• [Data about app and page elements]
################
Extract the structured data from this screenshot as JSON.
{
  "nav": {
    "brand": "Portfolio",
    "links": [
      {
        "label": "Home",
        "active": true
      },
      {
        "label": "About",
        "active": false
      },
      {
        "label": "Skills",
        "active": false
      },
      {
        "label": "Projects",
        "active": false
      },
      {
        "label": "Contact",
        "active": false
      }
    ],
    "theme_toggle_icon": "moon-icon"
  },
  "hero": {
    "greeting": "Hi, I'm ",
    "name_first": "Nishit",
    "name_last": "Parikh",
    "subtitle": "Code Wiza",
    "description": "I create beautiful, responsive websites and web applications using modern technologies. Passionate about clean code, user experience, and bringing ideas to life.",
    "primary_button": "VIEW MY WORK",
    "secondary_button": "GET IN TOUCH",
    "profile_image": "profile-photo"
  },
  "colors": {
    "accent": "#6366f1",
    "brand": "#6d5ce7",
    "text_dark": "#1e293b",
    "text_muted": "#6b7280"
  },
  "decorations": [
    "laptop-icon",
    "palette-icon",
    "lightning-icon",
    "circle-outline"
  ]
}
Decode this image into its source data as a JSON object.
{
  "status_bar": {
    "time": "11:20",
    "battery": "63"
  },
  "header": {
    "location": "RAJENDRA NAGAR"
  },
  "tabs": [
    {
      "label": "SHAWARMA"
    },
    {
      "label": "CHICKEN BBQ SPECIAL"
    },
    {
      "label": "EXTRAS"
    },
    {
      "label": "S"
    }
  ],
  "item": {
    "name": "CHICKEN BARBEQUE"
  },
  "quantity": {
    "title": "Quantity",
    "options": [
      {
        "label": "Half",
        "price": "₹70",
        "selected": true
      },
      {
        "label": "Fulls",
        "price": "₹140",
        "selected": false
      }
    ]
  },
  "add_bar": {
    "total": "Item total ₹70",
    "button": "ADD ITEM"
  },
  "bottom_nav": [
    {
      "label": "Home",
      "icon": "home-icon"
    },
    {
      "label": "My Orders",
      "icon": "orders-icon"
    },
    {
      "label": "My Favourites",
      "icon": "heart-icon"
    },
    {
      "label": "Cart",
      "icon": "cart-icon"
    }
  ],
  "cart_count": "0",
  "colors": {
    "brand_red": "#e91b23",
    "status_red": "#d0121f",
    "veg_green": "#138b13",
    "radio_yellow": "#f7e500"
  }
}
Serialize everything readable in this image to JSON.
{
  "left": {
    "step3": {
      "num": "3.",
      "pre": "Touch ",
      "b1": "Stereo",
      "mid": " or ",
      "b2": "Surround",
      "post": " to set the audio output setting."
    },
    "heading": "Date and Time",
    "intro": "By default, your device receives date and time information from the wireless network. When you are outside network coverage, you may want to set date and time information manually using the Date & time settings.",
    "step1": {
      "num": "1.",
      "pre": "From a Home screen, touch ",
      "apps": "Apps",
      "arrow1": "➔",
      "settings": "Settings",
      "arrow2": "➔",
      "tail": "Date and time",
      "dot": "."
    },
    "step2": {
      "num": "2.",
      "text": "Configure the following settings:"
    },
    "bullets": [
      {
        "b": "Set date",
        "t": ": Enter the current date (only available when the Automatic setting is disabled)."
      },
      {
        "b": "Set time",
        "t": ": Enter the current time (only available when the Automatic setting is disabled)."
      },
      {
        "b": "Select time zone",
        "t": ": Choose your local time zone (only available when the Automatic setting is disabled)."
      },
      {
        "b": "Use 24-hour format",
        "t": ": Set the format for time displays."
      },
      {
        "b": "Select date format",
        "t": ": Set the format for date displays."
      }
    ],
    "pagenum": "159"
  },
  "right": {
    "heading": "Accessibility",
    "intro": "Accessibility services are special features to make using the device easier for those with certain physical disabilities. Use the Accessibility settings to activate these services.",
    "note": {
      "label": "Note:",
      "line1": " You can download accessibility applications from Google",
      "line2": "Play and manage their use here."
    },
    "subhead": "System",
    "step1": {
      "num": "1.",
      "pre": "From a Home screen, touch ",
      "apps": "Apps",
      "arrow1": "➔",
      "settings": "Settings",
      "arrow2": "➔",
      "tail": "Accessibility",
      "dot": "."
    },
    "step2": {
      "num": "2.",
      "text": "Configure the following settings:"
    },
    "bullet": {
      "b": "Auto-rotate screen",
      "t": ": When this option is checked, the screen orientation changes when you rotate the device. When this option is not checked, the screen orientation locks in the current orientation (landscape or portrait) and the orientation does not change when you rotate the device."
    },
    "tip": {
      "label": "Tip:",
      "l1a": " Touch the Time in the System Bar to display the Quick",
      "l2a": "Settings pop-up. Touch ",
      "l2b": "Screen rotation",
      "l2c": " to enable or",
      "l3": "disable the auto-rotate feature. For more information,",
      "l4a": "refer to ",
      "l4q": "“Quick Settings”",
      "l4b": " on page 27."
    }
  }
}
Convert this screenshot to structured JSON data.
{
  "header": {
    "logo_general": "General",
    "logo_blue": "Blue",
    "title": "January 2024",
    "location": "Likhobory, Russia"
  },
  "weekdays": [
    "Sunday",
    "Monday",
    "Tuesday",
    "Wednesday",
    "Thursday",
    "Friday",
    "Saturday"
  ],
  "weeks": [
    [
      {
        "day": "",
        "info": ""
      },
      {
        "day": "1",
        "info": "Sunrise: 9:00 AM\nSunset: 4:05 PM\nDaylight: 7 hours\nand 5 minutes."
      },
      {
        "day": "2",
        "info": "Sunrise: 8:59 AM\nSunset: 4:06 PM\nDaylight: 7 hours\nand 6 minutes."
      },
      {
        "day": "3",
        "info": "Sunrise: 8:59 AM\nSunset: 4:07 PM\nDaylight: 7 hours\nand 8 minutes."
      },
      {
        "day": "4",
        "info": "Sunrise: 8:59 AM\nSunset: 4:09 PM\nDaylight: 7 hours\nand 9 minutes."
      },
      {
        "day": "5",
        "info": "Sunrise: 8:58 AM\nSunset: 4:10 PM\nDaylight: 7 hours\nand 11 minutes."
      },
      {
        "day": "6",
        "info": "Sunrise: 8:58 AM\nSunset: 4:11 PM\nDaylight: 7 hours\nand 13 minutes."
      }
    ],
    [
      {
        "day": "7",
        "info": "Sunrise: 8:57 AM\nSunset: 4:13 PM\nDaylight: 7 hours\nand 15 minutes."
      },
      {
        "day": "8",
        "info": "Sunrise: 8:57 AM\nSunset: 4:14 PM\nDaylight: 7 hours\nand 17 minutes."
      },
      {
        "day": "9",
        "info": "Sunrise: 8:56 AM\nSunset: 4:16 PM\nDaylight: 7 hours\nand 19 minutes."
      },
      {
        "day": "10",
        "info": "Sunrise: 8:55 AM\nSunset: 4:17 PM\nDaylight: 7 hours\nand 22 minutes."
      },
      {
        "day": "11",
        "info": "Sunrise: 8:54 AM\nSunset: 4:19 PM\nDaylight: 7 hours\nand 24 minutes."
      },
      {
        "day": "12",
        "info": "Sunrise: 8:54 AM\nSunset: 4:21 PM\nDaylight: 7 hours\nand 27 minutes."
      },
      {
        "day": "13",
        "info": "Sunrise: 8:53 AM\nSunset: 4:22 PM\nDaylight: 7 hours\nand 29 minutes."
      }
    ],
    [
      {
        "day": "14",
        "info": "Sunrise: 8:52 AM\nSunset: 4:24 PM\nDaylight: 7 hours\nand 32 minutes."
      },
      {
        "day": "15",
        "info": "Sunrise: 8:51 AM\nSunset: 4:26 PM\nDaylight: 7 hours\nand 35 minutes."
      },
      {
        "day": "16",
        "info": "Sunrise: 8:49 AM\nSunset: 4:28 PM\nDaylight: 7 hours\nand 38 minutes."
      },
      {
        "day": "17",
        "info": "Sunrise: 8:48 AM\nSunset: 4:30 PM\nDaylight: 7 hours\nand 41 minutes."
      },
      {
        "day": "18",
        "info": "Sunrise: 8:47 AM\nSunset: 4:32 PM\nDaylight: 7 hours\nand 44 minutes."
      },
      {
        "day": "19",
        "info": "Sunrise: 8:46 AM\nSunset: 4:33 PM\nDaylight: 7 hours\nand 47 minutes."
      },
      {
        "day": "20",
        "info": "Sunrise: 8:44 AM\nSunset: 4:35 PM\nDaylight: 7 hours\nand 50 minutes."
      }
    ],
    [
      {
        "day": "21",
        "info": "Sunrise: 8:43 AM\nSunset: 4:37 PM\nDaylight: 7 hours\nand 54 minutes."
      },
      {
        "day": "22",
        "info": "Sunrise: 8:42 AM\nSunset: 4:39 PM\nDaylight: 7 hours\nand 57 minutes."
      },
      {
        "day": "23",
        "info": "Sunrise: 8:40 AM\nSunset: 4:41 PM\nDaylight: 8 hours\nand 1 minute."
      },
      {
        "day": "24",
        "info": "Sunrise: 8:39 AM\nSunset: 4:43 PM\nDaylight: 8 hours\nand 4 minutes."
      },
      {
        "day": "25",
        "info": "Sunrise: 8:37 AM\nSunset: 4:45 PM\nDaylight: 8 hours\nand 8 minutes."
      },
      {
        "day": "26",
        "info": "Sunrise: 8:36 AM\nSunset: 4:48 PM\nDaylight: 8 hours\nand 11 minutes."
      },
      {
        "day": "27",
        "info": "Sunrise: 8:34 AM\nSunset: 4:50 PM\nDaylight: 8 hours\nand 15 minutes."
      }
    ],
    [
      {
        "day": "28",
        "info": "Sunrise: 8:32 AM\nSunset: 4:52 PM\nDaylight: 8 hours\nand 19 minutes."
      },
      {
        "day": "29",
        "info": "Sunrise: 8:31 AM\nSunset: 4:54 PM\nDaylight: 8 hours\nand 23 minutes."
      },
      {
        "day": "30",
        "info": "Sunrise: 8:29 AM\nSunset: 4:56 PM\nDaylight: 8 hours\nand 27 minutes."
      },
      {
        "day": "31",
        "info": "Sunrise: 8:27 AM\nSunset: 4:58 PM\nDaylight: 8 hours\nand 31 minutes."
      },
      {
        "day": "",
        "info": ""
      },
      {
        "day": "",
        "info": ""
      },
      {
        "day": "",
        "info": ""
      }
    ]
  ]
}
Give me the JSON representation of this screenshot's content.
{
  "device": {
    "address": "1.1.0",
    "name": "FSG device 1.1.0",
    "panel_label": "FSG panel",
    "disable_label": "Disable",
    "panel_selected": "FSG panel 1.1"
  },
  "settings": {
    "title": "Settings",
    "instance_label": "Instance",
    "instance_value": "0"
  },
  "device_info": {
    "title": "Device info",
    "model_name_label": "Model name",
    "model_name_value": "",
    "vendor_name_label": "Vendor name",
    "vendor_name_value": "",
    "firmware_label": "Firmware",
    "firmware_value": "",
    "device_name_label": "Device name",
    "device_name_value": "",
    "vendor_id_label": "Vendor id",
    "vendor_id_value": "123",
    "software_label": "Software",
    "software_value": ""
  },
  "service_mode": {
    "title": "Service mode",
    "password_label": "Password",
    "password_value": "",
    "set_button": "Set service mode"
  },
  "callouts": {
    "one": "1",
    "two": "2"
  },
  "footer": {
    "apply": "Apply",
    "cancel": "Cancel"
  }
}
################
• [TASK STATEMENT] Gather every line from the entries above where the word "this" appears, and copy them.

• [TASK RESULT]
Extract the structured data from this screenshot as JSON.
Decode this image into its source data as a JSON object.
Serialize everything readable in this image to JSON.
      "t": ": When this option is checked, the screen orientation changes when you rotate the device. When this option is not checked, the screen orientation locks in the current orientation (landscape or portrait) and the orientation does not change when you rotate the device."
Convert this screenshot to structured JSON data.
Give me the JSON representation of this screenshot's content.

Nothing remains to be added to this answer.